I’m in Los Angeles this week for the annual Electronic Entertainment Expo, which is one of the biggest video game shows in the world. E3 serves as the pivotal showcase for game makers as they head into the second half of the year. The run-up to Christmas is, of course, their blockbuster season, so the event is where they start to build buzz for the biggest games of the year.
If you want to read more about why E3 is important, check out my preview story on MSN, which is where my coverage will be appearing. With any luck, I’ll find a break in the craziness to post some updates here as well. In the meantime, stay tuned to MSN or follow me on Twitter.
The big story at this year’s show will of course be the Wii U, or Nintendo’s next-generation console. The company showed off early prototypes at last year’s show, so this year we’ll be getting much more detail as well as, I’m sure, some hands-on time. I’m certainly curious as to whether Nintendo can recapture some of the early momentum it had with the Wii, but also whether it can lure back hard-core gamers.
Besides that, the focus is largely going to be on the games themselves, rather than hardware. Sony and Microsoft are not likely to talk about next-generation consoles, since they’re doing just fine with their existing machines.
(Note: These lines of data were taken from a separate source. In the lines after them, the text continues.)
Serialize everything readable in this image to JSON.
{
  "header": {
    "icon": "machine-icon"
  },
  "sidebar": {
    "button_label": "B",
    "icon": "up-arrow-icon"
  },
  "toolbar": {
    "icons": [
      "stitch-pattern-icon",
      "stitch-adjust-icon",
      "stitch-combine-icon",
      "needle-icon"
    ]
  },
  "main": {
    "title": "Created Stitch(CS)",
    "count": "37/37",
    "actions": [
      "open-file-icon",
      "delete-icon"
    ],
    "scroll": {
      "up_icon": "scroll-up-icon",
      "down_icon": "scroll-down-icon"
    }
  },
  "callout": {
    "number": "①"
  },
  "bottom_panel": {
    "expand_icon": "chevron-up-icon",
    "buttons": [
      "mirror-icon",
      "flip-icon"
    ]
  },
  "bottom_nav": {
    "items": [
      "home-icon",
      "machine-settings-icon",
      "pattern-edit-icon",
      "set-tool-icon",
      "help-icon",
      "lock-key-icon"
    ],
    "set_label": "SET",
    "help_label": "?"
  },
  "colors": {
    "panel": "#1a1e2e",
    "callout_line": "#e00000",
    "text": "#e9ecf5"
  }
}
I’ve got a packed schedule – I’ll be in briefings with all of the major publishers, including Microsoft, Sony, Nintendo, Electronic Arts, Ubisoft and Activision, and will be interviewing a couple of big-wigs. Some of the major games I’m scheduled to check out include Transformers: Fall of Cybertron, The Amazing Spider-Man, Call of Duty: Black Ops 2, Halo 4, Fable: The Journey, Assassin’s Creed 3, Far Cry 3, God of War: Ascension and The Last of Us, plus a whole bunch more.
And since we’re talking about video games, the Entertainment Software Association of Canada has released a few new snippets of data just in time for E3. The industry’s lobby group does regular demographic check-ups to see who is playing video games and the results are always informative.
In the latest survey, 58% of Canadians reported playing video games in the past four weeks, up 5% from 2010. About 80% of households have at least one cellphone, tablet or other mobile device, with 61% having a video game console, which is up 14% from 2010.
The average age of gamers, meanwhile, dipped to 31 from 33 in the previous survey. More and more of them are female though, with about 54% surveyed of the male persuasion, down from 62%.